One notable example that exemplifies the power of public protests in addressing issues related to bank blockades is the Occupy Wall Street movement. Originating in 2011 in New York City’s financial district, this protest aimed to challenge income inequality, corporate influence over politics, and economic injustices perpetuated by major banks. The movement garnered significant attention globally and inspired similar demonstrations in cities across different countries.
Throughout history, public protests against bank blockades have demonstrated various key factors contributing to their effectiveness:
- Broad-based support: Successful protests often rely on a diverse coalition of individuals and groups who are united under a common cause but represent a wide range of perspectives.
- Nonviolent resistance: Peaceful methods such as sit-ins, strikes, or creative forms of civil disobedience tend to attract broader sympathy and minimize potential backlash.
- Media utilization: Effective use of social media platforms and traditional channels allows for widespread dissemination of information, mobilization efforts, and shaping public opinion.
- Clear demands and goals: Cohesive messaging with specific demands helps focus collective action towards tangible outcomes.
Table: Historical Examples Highlighting Success Factors in Public Protests Against Bank Blockades
|Protest Movement||Location||Key Strategies Employed|
|Occupy Wall Street||New York City||Utilized encampments to maintain visibility; emphasized inclusivity through participatory democratic decision-making processes.|
|Arab Spring||Middle East and North Africa||Utilized social media platforms to organize mass demonstrations; called for political reform, economic justice, and an end to government corruption.|
|Anti-Austerity Protests||Europe||Coordinated large-scale strikes and protests across different countries; demanded alternatives to austerity measures implemented by governments during the financial crisis.|
Emotional Responses Elicited by Public Protests Against Bank Blockades
- Empathy towards marginalized communities affected by economic inequalities.
- Anger at perceived corporate greed and influence over politics.
- Solidarity with protestors fighting for a fairer economic system.
- Hope for positive change through collective action.

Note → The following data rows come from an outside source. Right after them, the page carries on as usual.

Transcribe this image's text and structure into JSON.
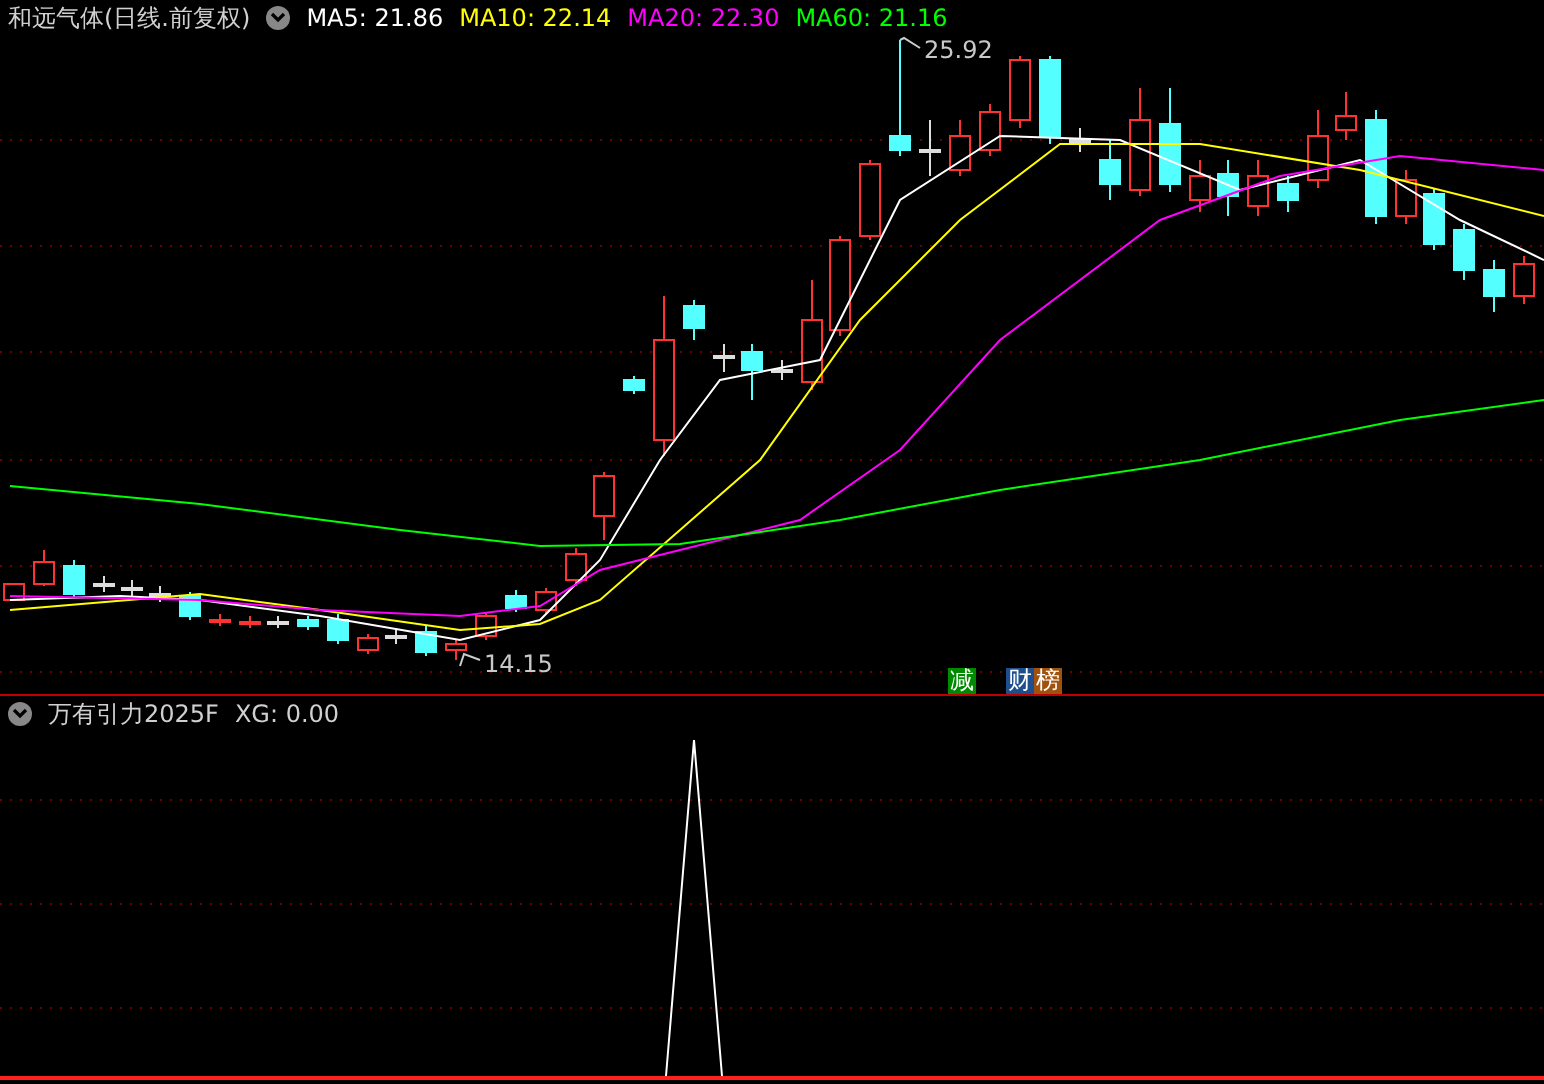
{
  "chart": {
    "title": "和远气体(日线.前复权)",
    "ma": [
      {
        "label": "MA5: 21.86",
        "color": "#ffffff"
      },
      {
        "label": "MA10: 22.14",
        "color": "#ffff00"
      },
      {
        "label": "MA20: 22.30",
        "color": "#ff00ff"
      },
      {
        "label": "MA60: 21.16",
        "color": "#00ff00"
      }
    ],
    "high_label": "25.92",
    "low_label": "14.15",
    "badges": [
      {
        "text": "减",
        "color": "#008a00"
      },
      {
        "text": "财",
        "color": "#1f4e8c"
      },
      {
        "text": "榜",
        "color": "#a0520c"
      }
    ]
  },
  "indicator": {
    "title": "万有引力2025F",
    "reading": "XG: 0.00"
  }
}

Analyzing lessons learned from past public protests against bank blockades provides valuable insights into effective strategies employed by movements around the world. By understanding these success factors, future activists can leverage their efforts more strategically, garner international attention, and increase the likelihood of achieving meaningful outcomes in addressing bank blockades and related issues.